Answer 3: In the United States, if you’re in public you are fair game to be photographed. If the photograph is used in “editorial” work, then releases are not generally required.Since photography is free speech, it is a constitutionally protected form of expression.
There seems to be a lot of hate against paparazzi building over the last few years. While paps have often been a nuisance to celebrities (few people like a flash going off in their face when leaving a nightclub just before sunrise), these are also the people who have been documenting real popular culture for decades.
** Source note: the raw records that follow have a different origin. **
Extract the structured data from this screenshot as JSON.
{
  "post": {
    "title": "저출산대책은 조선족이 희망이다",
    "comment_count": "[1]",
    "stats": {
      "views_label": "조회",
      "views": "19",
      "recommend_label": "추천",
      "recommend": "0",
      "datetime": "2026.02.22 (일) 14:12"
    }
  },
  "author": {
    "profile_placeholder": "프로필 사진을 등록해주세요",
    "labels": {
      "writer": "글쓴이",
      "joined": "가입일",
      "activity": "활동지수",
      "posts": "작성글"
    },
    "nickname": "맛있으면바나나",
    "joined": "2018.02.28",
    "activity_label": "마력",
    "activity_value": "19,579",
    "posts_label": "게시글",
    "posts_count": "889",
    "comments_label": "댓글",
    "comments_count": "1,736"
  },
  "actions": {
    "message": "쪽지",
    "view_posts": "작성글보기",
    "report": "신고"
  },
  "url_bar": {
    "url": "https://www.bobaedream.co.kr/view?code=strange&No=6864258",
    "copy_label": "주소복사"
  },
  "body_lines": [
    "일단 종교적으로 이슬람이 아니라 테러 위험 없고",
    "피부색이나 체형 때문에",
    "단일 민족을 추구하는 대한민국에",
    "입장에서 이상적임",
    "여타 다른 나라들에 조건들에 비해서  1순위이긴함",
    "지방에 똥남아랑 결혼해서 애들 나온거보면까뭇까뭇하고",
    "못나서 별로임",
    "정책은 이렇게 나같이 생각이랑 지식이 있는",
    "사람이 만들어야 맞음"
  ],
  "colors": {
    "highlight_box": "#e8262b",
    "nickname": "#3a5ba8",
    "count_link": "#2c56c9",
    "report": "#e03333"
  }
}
Paparazzi have taken some of the most iconic photographs of swinging London, gangsters in the New York boxing culture, and Hollywood during the golden age of cinema, just as examples. They document our culture, outside of the posed and stage-managed portraits authorised by studios and publicists. Boy George and George Michael clubbing in London in the 80s. Prince, in his early days. Elton John and Sylvester Stallone letting their hair down.
Celebrities (and the studios) have always had a symbiotic relationship with the paparazzi. Paps feed off the fame, in turn kindling public interest in celebrities and new productions. Fashionable nightclubs have long had arrangements with paparazzi from specific newspapers to come in and photograph celebrities in their establishments, hyping the nightclub, and this hype would draw in even more celebrities.
We’re not talking about photographers leering through bathroom windows hoping to catch a glimpse of someone snorting coke. They do exist, but they’re an extreme minority. Most paparazzi are just regular photographers who need to make a living off their art. Some of them are good at it, and will leave a legacy of historical importance. Some will snap grainy pics of a princess’s nipples, and fade away. There’s certainly no justification for hating them all, no matter how fashionable you think it is.